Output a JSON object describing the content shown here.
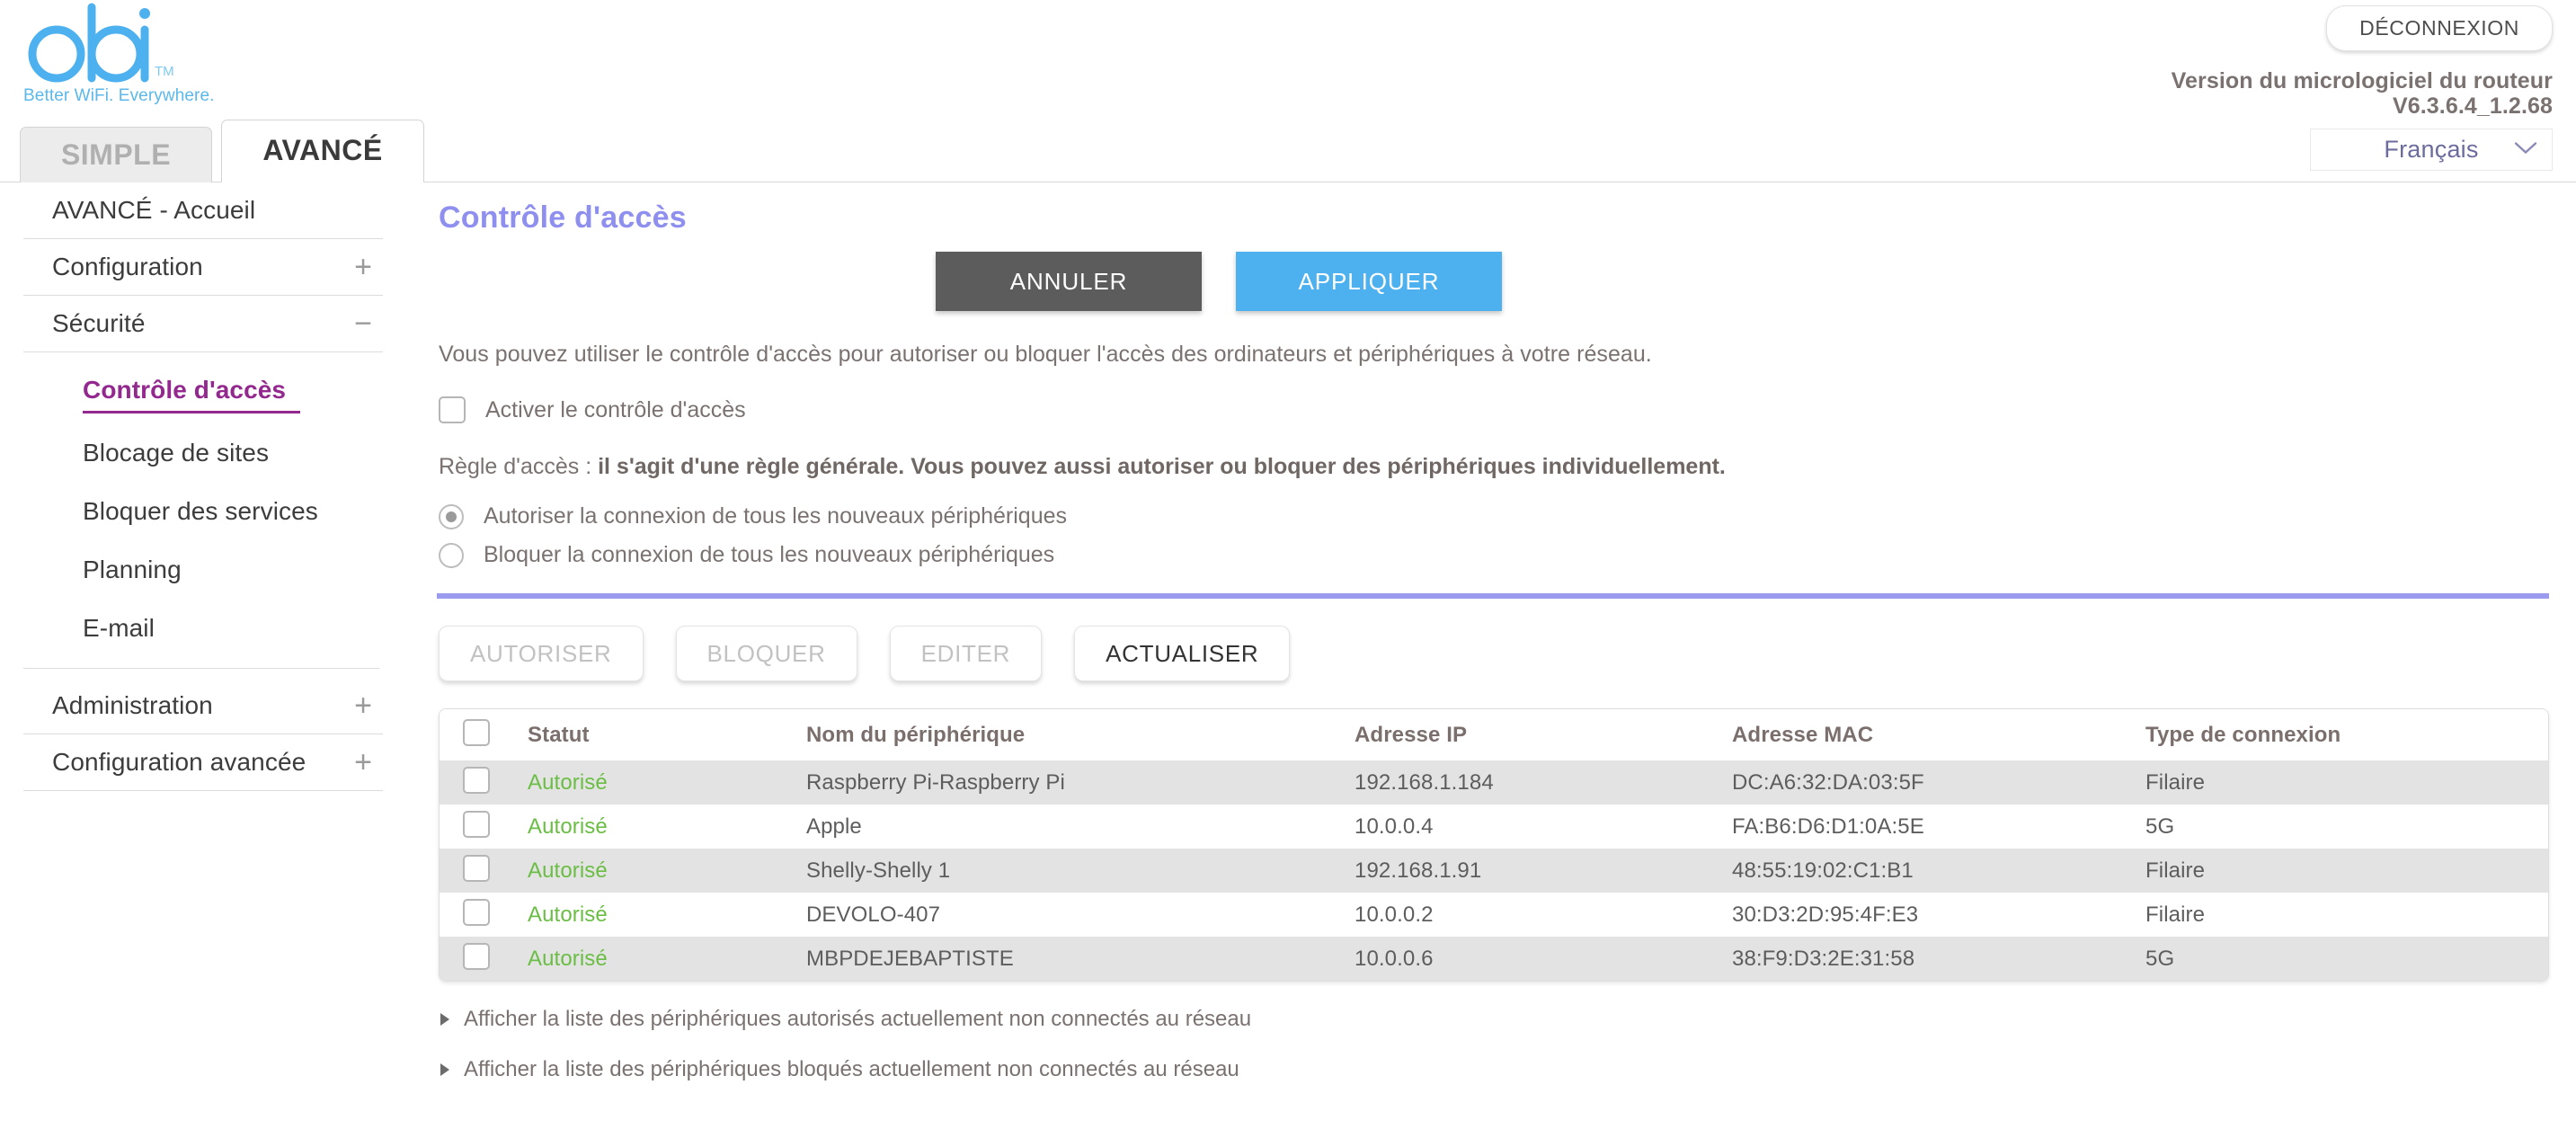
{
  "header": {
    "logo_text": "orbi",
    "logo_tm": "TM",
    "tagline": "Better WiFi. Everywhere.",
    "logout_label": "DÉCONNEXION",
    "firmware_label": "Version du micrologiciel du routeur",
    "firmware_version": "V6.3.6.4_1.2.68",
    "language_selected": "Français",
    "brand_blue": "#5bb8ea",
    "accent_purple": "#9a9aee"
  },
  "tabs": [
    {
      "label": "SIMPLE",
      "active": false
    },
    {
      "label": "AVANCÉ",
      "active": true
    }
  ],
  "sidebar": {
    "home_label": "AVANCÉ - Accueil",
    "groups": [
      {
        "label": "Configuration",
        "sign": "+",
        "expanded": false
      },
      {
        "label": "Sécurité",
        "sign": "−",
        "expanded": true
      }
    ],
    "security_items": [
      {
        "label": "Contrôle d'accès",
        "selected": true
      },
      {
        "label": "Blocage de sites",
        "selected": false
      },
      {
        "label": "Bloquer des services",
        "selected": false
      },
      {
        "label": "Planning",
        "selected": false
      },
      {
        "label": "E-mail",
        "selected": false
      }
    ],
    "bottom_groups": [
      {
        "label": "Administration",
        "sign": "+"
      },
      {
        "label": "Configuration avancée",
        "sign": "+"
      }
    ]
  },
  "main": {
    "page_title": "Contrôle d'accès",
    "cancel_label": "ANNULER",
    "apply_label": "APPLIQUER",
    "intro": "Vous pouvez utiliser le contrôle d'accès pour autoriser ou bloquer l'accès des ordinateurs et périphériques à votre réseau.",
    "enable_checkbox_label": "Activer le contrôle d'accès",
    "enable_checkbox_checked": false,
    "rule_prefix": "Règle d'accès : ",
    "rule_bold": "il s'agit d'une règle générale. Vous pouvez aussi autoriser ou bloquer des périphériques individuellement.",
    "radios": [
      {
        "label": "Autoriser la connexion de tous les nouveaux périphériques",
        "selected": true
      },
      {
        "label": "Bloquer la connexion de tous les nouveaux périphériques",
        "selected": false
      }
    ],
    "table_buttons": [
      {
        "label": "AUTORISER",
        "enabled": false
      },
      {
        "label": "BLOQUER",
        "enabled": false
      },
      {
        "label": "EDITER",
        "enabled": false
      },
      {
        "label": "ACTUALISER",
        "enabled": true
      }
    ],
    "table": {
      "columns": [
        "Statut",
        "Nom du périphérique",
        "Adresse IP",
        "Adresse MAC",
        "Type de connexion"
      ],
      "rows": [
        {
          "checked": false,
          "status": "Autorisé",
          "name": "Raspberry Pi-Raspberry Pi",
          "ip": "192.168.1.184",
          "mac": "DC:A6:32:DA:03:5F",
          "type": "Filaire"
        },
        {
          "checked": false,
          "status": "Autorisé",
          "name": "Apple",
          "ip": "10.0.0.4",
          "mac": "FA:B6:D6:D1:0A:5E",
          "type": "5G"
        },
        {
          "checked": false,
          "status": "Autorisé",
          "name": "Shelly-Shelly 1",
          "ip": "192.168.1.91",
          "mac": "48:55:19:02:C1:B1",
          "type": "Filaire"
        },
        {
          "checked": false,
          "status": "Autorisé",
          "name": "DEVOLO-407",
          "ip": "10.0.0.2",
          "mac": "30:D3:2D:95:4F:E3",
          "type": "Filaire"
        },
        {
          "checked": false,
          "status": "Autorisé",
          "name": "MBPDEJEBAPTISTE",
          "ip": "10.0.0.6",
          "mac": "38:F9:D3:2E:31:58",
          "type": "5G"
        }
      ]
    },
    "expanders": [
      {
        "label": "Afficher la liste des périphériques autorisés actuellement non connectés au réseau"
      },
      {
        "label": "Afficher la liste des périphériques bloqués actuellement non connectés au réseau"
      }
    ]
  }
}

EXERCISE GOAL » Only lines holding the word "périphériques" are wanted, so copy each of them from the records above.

SOLUTION FOR THIS PROBLEM »
    "intro": "Vous pouvez utiliser le contrôle d'accès pour autoriser ou bloquer l'accès des ordinateurs et périphériques à votre réseau.",
    "rule_bold": "il s'agit d'une règle générale. Vous pouvez aussi autoriser ou bloquer des périphériques individuellement.",
        "label": "Autoriser la connexion de tous les nouveaux périphériques",
        "label": "Bloquer la connexion de tous les nouveaux périphériques",
        "label": "Afficher la liste des périphériques autorisés actuellement non connectés au réseau"
        "label": "Afficher la liste des périphériques bloqués actuellement non connectés au réseau"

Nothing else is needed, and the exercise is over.